Perhaps Chapman’s most engaging chapter, next to the “Introduction,” is her last, “Pragmatics and Language in Context.” In this, she examines the fields related to pragmatics and how they compare and differ. By giving overviews of conversation analysis (CA), discourse analysis (DA), sociolinguistics, and corpus linguistics, she gave readers a map of the elements that deal with language in context and how they interweave to promote a more wholesome depiction of language at work. This chapter serves well as an ending, as Chapman began her text with the broad question of “What is pragmatics?,” zoomed in on the intricacies of the discipline, and finally, zooms back out to reestablish a perspective of interconnectedness.
The greatest strength of ‘Pragmatics’ is, simultaneously, its most disappointing weakness. While it has a number of appealing qualities as a textbook as well as some disadvantages (mentioned above), it is, at most, a typical textbook. It fits into the genre perfectly, giving both broad and specific information, introducing terminology and definitions, indicating areas for further reading, and providing examples for students to enhance their understanding. Its content duly covers an introduction to pragmatics, history and development of the field, past and current theories, researchers and their respective camps, and examples to better illustrate points. However, all this is done in a rather obligatory way, lacking the flair and enthusiasm that could certainly be played up in a text on this topic. Pragmatics is a vibrant, dynamic area of study, and by adhering to the rather dull, sterile textbook voice, Chapman does a disservice to those who are enthusiastic about pragmatics. Thus, if you are in need of a practical, comprehensive text to supplement a class or a broad reference from which to draw on areas of pragmatics, Chapman’s ‘Pragmatics’ should serve you well. However, if you are looking for a text that will inspire, pique, and sustain the interest of students in a required class or further stimulate students who already have a particular attraction to pragmatics, you should continue searching for something with much the same information but in a more engaging register.
Bach, K. (1994). Conversational implicature. Mind and Language, 9, 124-162.
Barker, S. (2003). Truth and conventional implicature. Mind, 112, 1-33.
Davis, W. (1998). Implicature. Cambridge: Cambridge University Press.
Francescotti, R. (1995). Even: The conventional implicature approach reconsidered. Linguistics and Philosophy, 18, 153-173.
Harnish, R. (1976). Logical form and implicature.

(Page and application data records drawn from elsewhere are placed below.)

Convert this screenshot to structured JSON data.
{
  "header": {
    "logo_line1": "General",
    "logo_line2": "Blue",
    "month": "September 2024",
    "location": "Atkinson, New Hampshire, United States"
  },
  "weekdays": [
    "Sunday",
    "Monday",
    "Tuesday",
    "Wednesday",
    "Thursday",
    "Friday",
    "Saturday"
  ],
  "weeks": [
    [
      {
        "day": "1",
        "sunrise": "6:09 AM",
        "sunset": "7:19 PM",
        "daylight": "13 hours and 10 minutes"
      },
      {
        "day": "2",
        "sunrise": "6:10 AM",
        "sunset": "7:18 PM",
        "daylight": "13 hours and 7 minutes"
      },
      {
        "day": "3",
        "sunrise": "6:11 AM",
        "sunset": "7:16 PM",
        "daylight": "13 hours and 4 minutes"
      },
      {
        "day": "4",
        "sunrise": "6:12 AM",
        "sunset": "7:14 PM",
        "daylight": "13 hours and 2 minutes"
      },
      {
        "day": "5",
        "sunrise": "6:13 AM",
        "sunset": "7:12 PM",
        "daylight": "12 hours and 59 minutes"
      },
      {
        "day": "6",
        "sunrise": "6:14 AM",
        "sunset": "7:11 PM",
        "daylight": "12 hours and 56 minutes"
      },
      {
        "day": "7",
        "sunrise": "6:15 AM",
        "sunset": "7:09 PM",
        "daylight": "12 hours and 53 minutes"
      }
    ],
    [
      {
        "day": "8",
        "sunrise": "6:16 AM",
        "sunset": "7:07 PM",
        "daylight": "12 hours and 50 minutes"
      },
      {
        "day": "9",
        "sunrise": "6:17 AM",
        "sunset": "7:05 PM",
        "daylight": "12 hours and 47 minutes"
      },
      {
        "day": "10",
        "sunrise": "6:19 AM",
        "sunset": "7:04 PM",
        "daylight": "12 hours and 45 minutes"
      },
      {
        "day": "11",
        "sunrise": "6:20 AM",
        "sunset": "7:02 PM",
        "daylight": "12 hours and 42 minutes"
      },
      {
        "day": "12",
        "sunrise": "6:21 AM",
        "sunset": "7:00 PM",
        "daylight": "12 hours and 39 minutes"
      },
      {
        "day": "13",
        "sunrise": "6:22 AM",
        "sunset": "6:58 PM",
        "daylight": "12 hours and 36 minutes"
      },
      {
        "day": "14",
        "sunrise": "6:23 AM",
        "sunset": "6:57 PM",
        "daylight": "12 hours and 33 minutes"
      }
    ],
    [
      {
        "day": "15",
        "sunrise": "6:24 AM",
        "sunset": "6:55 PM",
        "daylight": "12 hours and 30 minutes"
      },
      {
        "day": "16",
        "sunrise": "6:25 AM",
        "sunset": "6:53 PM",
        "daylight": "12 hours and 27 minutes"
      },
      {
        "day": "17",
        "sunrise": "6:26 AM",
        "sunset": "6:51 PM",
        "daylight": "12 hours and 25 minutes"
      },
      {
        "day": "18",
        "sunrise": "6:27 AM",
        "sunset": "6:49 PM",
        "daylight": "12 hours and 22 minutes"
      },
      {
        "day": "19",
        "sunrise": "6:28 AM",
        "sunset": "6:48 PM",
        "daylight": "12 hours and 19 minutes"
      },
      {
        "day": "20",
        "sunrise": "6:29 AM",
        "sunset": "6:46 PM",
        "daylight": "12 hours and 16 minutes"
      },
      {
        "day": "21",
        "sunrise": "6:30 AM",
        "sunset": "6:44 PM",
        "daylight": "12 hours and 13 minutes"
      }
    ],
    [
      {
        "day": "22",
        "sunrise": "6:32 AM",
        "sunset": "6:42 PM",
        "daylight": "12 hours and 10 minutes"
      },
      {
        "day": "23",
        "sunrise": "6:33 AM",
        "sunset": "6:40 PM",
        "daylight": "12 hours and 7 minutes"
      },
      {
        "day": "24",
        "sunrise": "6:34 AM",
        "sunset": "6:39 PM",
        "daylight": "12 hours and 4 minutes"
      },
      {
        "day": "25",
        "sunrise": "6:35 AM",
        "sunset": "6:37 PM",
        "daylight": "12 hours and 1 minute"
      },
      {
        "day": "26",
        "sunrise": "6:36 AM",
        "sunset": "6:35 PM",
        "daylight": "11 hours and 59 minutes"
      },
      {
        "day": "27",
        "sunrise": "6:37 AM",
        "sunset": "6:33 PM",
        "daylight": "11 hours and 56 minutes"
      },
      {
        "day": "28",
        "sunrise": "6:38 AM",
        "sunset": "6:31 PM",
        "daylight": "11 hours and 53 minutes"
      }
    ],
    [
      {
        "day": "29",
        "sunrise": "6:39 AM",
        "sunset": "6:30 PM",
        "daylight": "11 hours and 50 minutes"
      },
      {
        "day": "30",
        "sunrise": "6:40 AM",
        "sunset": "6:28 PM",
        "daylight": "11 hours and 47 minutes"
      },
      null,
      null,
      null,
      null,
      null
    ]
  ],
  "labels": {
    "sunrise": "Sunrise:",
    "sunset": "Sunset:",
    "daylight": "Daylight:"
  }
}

In T.G. Bever, J.J. Katz, and D.T. Langendoen (Eds.) (1977) An Integrated Theory of Linguistic Ability (pp. 313-391). Hassocks: The Harvester Press.
Martinich, A.P. (1984). A theory of metaphor. Journal of Literary Semantics, 13(1), 35-56.
Rieber, S. (1997). Conventional implicatures as tacit performatives. Linguistics and Philosophy, 20, 51-72.
Vallee, R. (2008). Conventional implicature revisited. Journal of Pragmatics, 40, 407-430.
ABOUT THE REVIEWER
ABOUT THE REVIEWER:
Meghan Moran is a doctoral student in Applied Linguistics at Northern
Arizona University. She received a Masters Degree from The Pennsylvania
State University in Teaching English as a Second Language in 2008, after
which she taught ESOL in a public school in western New York for two years.
She plans to focus her studies on Language Planning and Policy, and after
graduation, hopes to teach in a university setting.